Mole Checks AND Mole Mapping
Melanoma is a common cancer and is increasing in incidence. If you are concerned about the appearance of one of your moles, then a mole check or mole mapping carried out by a consultant dermatologist is essential.
With an increasing incidence of skin cancer, it is important that we check our skin.
If you have multiple moles, a specific mole that you are concerned about or a lesion which is worrying you then you are suitable for a mole check.
What happens during a mole check?
During a mole check, a full skin examination is usually performed unless your preference is otherwise.
What happens next?
If unusual moles are noticed, you may be sent to the hospital photographer for mapping photographs and close-up photographs of specific moles or lesions, so that these can be monitored over time. Sometimes your dermatologist may take a biopsy from your skin.
A biopsy means taking a sample of a small piece of skin that can be examined under the microscope. This is performed under local anaesthetic.
Automated mole mapping
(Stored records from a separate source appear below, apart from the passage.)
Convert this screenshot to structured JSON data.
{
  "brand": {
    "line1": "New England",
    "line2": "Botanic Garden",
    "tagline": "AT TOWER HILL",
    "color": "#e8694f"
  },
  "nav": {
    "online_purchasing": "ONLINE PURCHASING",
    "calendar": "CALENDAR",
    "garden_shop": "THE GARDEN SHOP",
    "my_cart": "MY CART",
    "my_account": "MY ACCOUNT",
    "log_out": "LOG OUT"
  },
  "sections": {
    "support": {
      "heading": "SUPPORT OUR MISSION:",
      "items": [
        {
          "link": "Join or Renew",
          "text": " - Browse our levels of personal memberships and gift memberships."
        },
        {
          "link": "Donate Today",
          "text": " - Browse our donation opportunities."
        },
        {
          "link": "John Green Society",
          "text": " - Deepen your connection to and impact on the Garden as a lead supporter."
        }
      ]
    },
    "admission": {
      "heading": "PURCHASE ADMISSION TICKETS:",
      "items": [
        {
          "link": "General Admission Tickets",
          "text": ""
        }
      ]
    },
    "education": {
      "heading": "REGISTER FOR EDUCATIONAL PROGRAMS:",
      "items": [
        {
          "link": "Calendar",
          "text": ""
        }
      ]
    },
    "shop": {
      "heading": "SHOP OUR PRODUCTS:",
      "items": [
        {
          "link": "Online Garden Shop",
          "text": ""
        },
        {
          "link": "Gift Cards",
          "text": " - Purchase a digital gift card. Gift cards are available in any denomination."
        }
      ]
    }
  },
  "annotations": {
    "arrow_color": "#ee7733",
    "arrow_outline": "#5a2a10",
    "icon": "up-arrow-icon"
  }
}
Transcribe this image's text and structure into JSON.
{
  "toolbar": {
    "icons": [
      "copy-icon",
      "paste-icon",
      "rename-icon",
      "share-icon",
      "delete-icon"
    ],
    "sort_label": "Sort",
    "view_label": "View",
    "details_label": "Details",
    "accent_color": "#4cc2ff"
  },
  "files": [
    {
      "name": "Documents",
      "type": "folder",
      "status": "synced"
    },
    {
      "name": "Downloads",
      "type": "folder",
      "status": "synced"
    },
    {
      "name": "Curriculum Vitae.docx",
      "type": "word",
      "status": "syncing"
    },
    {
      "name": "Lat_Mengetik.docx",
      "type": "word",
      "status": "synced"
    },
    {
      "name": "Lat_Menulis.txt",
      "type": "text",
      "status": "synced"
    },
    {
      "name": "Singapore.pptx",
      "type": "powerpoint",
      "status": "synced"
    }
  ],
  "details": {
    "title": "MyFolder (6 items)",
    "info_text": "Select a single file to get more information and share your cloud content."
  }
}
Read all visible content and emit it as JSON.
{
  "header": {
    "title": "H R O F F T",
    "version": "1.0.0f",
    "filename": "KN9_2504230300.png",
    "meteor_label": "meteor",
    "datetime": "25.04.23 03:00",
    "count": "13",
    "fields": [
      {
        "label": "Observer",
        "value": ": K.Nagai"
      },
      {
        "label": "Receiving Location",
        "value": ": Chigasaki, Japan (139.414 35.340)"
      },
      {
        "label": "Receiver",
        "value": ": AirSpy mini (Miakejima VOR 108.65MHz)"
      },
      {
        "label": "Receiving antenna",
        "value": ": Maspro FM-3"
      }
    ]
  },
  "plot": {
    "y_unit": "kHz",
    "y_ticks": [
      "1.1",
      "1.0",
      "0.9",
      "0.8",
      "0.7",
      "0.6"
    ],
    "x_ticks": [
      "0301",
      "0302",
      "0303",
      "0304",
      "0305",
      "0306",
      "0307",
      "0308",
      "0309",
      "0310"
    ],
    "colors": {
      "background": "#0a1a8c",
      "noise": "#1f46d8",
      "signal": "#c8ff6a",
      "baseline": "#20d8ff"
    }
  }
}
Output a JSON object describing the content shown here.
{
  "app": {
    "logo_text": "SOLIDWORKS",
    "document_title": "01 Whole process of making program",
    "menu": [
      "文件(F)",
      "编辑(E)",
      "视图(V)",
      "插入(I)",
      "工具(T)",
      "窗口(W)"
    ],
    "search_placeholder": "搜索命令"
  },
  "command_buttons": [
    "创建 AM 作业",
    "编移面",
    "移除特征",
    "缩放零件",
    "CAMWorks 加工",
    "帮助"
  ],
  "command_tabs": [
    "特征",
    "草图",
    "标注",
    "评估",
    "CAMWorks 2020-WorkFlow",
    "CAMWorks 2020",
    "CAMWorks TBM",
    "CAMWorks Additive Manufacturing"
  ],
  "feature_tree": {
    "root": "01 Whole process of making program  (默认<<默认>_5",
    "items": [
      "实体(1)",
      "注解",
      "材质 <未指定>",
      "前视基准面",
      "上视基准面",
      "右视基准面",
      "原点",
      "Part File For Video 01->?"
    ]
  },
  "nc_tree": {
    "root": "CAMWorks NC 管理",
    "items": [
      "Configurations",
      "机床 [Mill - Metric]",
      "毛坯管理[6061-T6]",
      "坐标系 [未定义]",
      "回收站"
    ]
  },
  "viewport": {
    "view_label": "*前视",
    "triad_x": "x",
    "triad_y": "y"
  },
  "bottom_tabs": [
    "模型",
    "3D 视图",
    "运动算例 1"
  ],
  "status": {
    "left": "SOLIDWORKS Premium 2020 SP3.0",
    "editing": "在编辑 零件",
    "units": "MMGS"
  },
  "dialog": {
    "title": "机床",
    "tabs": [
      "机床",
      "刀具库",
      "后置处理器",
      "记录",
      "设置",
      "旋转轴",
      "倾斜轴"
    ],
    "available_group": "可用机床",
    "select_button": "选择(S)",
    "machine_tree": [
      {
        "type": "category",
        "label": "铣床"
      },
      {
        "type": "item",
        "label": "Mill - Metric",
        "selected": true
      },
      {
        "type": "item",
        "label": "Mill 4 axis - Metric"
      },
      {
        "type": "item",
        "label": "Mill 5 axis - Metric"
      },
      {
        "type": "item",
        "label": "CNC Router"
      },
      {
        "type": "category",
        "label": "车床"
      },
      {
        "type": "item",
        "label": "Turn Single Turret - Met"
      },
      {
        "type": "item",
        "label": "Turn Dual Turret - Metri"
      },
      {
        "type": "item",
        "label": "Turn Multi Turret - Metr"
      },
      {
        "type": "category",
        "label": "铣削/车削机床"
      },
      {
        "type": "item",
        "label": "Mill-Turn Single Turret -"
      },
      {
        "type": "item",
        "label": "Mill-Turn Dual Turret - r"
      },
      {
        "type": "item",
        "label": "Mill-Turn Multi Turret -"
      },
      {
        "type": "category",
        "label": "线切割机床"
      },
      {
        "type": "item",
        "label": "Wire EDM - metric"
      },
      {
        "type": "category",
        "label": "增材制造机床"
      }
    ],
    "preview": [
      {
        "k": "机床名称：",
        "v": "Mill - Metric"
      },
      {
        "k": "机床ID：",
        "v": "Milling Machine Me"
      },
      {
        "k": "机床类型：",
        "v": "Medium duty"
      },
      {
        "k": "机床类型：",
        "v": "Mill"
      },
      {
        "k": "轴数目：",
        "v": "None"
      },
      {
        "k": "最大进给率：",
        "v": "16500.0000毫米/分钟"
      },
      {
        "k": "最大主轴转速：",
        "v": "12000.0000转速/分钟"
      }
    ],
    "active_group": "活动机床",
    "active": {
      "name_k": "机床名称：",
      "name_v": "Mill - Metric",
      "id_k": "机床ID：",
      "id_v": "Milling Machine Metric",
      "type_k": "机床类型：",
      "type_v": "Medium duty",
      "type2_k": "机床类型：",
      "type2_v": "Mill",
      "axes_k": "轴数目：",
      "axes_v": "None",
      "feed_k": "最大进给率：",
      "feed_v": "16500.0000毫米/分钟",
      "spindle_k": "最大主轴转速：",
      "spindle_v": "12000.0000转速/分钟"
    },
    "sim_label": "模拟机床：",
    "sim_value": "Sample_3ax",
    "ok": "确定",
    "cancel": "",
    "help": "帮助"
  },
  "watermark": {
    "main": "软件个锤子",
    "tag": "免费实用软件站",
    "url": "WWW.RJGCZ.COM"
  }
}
Automated mole mapping is a screening service that may be offered to patients at risk of, or concerned about skin cancer. The aim is to monitor appearances overtime of moles and to identify new suspicious lesions, changes in existing lesions and is especially useful when tracking large numbers of moles over time. Dr Heelan is the Lead Clinician for the Mole Mapping service at The Royal Marsden Hospital and the FotoFinder Bodystudio ATBM is used. A series of standardised photos and digital dermoscopy images of your skins surface will be taken to generate a total body mole map of your skin.